A centerpiece of the Administration’s efforts to reform health care is an expansion of the use of electronic health records and other increased use of information technology in the delivery and administration of health care. A large part of that effort is the $20 billion plus made available in the stimulus bill to pay incentives to physicians and hospitals that utilize electronic health records in a “meaningful” way. The Department of Health and Human Services has released its proposed rule regarding the incentive payment requirements and an interim final rule regarding certification of electronic health record systems has also been issued. (HHS Press Release) (Links to Rule and Fact Sheets)
The proposed and interim rules together run around 700 pages, and even though this is partly due to double spacing, large type and a lot of typical formal gibberish, they are long and complex. A few posts will be needed to even superficially discuss these proposals. One fair observation is that while this program creates obvious business opportunities both for vendors of EHR systems and consultants to help with implementation, careful research, some reported in our recent posts, continues to demonstrate that it is unlikely that the use of electronic health records will in fact reduce costs or even improve quality. Experience also demonstrates that installing these systems is itself costly and complex and interferes with current work processes for an extended time, causing revenue loss and potentially affecting quality of care. The maximum incentive for physicians is around $44,000 over several years. This will not in most cases cover the cost of the system, the costs of implementation, the loss of revenue and the general hassle most physicians will experience. Hospitals likely will have similar issues.
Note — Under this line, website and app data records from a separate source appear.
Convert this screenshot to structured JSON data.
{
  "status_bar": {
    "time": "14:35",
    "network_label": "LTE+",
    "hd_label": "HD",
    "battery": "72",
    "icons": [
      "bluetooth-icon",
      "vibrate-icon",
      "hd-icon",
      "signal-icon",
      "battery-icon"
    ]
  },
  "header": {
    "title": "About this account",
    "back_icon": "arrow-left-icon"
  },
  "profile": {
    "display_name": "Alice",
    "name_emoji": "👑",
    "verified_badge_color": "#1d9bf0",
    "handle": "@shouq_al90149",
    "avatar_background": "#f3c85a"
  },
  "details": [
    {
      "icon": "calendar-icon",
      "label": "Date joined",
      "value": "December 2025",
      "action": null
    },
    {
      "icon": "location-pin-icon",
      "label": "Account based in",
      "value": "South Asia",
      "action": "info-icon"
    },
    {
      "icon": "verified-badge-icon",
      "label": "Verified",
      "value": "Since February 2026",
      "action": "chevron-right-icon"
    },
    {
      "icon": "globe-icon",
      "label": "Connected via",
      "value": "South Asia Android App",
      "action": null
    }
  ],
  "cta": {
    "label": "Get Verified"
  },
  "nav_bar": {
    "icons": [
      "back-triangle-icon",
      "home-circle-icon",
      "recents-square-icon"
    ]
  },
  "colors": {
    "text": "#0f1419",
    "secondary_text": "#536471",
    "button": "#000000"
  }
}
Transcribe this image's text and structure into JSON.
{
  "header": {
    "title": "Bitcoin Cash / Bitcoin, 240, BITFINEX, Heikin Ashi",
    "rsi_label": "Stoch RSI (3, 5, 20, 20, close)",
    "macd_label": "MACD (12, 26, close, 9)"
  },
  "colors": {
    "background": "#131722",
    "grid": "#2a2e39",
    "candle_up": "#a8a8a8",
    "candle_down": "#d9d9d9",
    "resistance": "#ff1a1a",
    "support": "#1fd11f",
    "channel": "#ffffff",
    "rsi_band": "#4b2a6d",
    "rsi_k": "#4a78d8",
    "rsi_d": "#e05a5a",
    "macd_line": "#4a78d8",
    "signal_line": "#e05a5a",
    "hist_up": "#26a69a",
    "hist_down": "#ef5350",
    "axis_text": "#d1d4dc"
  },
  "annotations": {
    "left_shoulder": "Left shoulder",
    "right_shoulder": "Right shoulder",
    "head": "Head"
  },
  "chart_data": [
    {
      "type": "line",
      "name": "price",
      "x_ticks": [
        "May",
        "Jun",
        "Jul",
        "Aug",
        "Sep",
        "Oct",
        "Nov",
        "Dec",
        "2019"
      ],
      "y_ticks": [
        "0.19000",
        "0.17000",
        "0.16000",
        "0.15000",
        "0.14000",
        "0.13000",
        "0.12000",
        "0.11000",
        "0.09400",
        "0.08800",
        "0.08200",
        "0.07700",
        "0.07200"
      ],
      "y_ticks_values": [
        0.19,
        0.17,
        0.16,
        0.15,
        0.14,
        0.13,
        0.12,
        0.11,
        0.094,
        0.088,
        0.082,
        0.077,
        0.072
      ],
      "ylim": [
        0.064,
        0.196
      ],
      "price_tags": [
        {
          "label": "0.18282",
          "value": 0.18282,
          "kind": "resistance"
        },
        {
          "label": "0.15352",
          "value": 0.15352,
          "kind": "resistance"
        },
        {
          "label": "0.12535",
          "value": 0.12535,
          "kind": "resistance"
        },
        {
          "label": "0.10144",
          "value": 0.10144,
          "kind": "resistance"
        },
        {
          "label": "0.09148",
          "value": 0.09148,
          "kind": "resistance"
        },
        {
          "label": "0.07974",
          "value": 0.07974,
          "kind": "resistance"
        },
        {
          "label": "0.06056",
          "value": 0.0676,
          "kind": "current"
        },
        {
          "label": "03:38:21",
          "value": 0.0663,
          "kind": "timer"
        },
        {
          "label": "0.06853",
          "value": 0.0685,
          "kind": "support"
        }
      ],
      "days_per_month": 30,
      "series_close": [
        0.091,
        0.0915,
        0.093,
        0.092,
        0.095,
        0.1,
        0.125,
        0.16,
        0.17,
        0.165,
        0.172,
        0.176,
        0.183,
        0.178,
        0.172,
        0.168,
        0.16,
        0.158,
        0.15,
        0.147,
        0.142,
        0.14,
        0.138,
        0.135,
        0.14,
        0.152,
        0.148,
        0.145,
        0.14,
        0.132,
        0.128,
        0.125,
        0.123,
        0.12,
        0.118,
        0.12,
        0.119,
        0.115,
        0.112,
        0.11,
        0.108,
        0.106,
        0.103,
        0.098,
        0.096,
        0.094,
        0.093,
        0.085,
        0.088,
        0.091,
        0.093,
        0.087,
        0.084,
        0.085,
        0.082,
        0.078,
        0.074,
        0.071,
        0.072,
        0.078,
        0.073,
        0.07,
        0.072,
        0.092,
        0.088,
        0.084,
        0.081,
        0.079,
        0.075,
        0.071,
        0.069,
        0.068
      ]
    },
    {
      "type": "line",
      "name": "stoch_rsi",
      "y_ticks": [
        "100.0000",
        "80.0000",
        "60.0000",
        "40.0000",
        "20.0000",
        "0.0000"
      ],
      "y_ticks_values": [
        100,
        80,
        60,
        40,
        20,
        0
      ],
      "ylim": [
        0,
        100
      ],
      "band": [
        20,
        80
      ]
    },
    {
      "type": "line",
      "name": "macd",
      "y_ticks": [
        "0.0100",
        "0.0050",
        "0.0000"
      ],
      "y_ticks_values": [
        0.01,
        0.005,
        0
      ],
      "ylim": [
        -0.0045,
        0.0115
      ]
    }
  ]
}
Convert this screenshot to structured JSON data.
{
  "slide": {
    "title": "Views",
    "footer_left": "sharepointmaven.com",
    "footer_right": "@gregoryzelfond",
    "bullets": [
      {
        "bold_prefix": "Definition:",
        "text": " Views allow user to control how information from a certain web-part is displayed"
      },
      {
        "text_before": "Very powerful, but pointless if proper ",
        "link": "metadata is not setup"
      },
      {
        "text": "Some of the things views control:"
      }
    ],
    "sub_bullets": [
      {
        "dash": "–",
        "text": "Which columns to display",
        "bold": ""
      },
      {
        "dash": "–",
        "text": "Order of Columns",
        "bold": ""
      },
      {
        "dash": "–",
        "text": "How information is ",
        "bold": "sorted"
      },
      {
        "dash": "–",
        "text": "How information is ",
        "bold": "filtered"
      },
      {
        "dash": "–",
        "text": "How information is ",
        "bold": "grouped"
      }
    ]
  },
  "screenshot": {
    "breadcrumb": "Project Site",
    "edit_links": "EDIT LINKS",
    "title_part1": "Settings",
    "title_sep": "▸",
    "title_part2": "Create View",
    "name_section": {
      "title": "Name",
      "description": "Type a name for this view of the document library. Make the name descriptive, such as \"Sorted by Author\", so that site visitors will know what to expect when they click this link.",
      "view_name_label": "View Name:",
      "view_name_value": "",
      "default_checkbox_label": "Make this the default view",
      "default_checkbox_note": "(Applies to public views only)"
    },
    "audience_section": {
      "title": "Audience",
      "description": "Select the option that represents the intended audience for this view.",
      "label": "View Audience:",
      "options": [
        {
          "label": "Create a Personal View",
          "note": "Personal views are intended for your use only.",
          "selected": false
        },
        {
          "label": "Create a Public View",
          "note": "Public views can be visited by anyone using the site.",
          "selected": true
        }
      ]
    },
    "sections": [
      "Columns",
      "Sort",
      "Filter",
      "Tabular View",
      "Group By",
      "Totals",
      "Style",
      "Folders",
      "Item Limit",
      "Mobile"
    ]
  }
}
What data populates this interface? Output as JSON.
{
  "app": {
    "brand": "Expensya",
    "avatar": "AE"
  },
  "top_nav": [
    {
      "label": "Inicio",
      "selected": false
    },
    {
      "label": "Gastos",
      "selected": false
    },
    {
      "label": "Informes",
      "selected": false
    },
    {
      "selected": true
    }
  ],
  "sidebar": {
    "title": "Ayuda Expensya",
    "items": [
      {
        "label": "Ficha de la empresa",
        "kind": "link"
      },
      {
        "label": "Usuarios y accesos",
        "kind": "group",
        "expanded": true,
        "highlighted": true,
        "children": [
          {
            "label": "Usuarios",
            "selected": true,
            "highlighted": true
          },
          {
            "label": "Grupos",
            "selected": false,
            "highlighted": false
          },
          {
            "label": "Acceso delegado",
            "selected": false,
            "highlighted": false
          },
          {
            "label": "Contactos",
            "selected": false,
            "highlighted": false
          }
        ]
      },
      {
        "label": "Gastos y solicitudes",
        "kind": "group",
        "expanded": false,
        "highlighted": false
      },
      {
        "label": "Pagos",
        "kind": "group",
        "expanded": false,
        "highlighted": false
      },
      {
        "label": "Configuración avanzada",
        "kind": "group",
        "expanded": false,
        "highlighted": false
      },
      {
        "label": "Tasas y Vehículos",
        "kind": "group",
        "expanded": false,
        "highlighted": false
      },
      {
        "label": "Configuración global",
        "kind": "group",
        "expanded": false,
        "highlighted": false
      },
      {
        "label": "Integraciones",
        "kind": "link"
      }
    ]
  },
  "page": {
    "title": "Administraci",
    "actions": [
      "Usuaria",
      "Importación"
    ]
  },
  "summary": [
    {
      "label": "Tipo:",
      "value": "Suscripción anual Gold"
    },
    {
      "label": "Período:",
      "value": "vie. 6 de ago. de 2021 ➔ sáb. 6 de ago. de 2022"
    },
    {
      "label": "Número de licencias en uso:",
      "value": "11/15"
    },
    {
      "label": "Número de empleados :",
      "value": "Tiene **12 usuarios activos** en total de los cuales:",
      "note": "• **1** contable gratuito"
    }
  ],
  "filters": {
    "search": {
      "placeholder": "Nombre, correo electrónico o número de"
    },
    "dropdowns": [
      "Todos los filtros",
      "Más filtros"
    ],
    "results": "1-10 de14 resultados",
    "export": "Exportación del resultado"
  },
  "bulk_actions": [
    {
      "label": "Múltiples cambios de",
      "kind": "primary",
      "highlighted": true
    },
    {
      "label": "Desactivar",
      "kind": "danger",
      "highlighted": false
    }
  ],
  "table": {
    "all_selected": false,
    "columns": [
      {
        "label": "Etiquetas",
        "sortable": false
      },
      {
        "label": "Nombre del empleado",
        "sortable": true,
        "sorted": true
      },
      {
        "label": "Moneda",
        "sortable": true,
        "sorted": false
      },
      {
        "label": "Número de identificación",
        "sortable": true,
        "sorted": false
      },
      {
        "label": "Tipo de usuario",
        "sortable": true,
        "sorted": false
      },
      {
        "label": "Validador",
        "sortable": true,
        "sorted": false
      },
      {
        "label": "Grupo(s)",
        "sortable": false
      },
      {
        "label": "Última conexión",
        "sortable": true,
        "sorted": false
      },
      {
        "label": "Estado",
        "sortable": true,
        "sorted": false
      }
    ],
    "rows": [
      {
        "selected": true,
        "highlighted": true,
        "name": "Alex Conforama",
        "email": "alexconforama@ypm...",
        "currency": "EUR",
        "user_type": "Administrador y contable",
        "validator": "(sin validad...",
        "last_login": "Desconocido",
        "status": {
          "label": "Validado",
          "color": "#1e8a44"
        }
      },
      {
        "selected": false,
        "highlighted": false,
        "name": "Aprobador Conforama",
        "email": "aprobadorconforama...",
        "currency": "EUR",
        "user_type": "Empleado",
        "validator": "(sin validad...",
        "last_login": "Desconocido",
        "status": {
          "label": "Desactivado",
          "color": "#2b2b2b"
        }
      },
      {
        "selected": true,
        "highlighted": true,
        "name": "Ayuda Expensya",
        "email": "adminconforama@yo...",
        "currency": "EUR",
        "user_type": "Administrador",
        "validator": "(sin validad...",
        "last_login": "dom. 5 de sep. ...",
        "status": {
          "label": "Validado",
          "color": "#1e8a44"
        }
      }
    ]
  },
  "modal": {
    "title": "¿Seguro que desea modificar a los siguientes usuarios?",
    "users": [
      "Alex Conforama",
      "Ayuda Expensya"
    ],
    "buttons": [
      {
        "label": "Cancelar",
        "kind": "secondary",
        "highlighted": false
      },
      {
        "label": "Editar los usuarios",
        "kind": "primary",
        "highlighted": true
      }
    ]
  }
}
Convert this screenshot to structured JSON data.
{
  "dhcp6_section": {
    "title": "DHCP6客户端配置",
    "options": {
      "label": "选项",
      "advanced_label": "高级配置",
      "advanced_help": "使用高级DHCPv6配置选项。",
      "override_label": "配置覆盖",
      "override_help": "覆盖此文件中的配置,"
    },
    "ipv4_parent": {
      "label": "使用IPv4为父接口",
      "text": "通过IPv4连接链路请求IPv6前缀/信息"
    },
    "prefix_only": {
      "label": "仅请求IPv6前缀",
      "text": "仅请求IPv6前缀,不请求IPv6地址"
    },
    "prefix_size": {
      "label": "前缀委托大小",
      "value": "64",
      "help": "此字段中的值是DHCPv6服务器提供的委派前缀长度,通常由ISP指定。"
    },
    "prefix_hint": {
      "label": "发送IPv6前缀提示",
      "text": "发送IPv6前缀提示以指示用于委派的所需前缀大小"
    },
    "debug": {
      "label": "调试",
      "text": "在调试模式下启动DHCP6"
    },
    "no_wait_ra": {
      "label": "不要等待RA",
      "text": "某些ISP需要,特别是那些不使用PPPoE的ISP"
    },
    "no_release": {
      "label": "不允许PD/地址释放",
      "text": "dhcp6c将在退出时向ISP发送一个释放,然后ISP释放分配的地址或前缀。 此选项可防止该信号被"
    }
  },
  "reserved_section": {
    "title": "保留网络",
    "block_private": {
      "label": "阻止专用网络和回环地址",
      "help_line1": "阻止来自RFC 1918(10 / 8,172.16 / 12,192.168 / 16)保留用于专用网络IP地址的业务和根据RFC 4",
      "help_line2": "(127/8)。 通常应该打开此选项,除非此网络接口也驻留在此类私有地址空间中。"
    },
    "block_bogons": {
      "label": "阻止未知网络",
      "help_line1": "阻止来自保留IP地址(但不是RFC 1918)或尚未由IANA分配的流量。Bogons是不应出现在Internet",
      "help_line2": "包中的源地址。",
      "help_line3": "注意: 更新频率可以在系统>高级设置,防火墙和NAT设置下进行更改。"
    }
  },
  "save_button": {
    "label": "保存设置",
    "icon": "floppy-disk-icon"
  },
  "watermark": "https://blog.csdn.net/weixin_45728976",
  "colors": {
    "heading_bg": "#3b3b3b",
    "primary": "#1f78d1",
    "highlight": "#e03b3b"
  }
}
Not surprisingly, therefore, providers have been cautious at best in their initial response. The American Hospital Association said there were serious flaws in the proposed rules. (AHA Statement) The American Medical Association simply said it looked forward to studying and commenting on them. (AMA Statement) And the Medical Group Management Association said the proposed rules would be hard for many physician practices to comply with. (MGMA Statement) We could hope that the Administration would have learned from other countries experiences with the introduction of health information technology or even the experience of providers in the United States and been both more creative and more realistic in encouraging adoption. Even now, it would be wise to lower expectations.